** Opening PROVIDED RECORDS block **

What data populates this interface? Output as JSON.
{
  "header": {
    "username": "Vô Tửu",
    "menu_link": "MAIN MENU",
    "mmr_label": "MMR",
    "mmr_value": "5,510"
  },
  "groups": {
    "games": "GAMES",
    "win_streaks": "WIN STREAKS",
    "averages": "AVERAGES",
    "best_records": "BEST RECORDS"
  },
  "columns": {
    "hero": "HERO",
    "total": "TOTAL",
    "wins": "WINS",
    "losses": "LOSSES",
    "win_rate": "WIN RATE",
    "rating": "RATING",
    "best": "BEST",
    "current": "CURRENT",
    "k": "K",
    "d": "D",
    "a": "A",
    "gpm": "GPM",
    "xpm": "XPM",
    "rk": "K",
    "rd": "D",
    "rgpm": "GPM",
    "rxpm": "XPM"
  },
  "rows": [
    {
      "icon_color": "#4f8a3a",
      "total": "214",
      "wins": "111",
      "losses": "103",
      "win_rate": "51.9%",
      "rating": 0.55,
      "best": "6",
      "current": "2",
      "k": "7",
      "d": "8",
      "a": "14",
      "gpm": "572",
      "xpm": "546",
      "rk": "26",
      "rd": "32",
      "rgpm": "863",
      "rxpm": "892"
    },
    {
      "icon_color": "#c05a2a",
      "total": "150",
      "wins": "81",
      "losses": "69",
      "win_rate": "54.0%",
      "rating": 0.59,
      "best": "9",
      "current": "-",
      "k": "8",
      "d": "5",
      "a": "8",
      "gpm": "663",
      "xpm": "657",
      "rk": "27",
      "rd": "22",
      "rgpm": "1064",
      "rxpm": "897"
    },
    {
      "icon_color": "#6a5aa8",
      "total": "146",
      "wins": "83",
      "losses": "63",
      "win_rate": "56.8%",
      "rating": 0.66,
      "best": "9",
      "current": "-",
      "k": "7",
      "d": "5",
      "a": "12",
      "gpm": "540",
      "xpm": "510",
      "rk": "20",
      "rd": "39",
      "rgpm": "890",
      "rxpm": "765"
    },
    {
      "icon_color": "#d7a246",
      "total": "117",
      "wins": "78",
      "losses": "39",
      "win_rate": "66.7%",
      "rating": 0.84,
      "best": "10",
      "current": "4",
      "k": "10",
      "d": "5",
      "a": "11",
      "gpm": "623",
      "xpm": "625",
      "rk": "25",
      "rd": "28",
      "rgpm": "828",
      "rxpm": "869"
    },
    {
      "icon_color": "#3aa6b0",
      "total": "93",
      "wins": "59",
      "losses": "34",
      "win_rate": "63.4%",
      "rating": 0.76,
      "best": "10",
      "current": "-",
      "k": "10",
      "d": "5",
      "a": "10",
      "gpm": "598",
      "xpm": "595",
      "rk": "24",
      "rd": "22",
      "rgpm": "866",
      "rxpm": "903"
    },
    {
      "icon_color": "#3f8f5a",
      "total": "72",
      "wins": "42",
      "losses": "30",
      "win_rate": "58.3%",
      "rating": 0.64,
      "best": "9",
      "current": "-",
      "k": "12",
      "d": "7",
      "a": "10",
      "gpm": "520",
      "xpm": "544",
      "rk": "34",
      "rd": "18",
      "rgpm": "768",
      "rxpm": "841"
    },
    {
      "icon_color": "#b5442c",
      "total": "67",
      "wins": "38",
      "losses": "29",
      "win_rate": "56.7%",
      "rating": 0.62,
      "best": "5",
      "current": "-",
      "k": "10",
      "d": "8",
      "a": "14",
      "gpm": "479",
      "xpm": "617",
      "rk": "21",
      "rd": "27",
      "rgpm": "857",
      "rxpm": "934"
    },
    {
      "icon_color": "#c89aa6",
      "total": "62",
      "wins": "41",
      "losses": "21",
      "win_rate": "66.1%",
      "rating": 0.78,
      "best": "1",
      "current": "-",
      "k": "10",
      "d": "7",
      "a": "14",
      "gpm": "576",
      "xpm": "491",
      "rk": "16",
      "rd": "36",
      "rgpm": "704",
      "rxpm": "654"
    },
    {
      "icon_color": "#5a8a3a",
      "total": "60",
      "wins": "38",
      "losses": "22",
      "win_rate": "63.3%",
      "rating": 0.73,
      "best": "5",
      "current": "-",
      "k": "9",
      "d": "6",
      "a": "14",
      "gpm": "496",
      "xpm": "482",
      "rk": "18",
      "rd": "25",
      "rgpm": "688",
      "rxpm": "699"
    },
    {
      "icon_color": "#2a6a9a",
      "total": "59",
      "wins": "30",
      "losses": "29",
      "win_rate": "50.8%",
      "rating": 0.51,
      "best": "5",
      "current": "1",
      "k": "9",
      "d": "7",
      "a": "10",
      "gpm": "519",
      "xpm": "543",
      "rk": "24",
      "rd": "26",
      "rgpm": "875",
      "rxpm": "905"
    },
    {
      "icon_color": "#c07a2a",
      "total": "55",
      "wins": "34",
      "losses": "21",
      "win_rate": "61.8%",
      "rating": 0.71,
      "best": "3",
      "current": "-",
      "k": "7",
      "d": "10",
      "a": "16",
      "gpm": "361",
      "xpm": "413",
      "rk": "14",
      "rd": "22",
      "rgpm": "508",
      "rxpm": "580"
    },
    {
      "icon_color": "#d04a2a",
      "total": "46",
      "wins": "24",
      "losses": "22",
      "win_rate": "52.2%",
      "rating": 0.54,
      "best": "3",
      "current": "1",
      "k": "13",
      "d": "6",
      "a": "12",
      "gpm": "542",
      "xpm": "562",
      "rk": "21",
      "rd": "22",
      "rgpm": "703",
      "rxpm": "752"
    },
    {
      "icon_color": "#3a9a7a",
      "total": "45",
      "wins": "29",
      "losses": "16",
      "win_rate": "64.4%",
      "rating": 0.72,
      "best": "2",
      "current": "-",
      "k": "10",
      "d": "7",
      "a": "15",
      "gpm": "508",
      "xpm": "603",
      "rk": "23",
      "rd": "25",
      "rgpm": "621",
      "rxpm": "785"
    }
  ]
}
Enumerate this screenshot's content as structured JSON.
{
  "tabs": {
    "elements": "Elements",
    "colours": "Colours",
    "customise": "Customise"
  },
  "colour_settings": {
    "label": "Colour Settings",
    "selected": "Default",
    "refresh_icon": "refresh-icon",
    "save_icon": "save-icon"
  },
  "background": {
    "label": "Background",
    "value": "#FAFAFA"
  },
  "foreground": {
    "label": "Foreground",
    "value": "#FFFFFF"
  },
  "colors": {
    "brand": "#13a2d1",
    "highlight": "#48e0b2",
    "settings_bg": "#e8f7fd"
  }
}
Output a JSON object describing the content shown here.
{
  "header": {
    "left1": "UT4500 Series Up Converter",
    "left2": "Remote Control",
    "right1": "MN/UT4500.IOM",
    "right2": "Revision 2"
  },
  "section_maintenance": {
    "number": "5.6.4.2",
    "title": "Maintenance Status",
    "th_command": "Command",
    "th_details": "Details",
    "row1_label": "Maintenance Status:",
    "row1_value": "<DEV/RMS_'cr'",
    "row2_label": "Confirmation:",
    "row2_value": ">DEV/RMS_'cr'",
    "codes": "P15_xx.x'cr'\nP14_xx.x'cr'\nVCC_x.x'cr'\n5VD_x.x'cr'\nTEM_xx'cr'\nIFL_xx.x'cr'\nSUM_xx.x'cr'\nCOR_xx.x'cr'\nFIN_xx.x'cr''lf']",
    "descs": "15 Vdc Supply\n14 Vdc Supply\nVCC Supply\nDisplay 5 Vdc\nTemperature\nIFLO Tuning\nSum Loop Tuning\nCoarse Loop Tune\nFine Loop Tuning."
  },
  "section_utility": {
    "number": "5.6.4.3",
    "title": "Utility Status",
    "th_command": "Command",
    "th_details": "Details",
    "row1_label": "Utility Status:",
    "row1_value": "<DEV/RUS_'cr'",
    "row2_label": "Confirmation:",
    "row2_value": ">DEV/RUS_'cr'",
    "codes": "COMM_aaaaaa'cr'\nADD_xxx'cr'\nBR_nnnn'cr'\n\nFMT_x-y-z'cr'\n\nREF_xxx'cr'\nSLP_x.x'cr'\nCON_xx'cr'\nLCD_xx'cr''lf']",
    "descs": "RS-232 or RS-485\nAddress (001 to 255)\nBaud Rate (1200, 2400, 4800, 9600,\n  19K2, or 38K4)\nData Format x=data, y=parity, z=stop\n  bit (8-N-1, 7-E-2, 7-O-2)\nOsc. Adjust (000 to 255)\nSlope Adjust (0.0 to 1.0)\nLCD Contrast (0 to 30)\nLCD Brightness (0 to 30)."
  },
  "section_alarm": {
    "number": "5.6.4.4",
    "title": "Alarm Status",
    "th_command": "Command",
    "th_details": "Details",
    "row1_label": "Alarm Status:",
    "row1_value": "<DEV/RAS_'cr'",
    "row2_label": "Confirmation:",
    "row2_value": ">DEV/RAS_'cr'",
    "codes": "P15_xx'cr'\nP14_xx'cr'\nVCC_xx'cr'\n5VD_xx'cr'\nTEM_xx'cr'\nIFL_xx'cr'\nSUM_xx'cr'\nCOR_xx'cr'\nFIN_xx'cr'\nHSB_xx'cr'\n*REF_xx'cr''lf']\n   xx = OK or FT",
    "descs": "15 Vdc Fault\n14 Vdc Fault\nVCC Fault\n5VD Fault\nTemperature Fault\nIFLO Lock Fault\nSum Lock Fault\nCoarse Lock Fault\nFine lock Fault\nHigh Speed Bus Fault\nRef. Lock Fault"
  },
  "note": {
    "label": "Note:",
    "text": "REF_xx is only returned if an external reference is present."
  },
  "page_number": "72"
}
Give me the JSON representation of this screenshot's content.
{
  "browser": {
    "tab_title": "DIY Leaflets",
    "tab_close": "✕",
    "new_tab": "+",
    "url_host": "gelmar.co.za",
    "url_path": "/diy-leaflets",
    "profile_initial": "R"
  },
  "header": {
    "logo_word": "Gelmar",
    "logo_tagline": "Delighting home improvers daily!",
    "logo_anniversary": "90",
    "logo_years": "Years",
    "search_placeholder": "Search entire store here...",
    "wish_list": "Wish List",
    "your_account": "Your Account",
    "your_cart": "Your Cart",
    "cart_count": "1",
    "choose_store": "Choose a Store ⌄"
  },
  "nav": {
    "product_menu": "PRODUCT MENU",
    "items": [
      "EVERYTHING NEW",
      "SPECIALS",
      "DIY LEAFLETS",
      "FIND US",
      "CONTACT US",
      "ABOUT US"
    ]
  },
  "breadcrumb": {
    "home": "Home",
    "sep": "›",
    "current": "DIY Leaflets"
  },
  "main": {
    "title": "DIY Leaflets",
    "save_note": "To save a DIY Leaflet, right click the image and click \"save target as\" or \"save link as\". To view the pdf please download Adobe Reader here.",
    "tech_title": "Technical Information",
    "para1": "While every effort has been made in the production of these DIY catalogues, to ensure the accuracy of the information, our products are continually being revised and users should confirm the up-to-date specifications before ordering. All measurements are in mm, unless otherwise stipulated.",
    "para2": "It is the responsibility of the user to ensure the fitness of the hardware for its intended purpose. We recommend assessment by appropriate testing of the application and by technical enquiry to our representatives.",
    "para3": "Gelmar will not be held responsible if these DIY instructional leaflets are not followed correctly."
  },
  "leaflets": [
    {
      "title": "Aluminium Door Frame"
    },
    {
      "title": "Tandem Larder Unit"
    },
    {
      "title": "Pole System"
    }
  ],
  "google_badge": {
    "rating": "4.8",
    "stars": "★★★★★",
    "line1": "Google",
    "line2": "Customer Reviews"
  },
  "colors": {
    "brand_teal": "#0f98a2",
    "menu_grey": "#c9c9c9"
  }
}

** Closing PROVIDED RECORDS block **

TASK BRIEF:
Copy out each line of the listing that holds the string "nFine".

TASK SOLUTION:
    "descs": "15 Vdc Supply\n14 Vdc Supply\nVCC Supply\nDisplay 5 Vdc\nTemperature\nIFLO Tuning\nSum Loop Tuning\nCoarse Loop Tune\nFine Loop Tuning."
    "descs": "15 Vdc Fault\n14 Vdc Fault\nVCC Fault\n5VD Fault\nTemperature Fault\nIFLO Lock Fault\nSum Lock Fault\nCoarse Lock Fault\nFine lock Fault\nHigh Speed Bus Fault\nRef. Lock Fault"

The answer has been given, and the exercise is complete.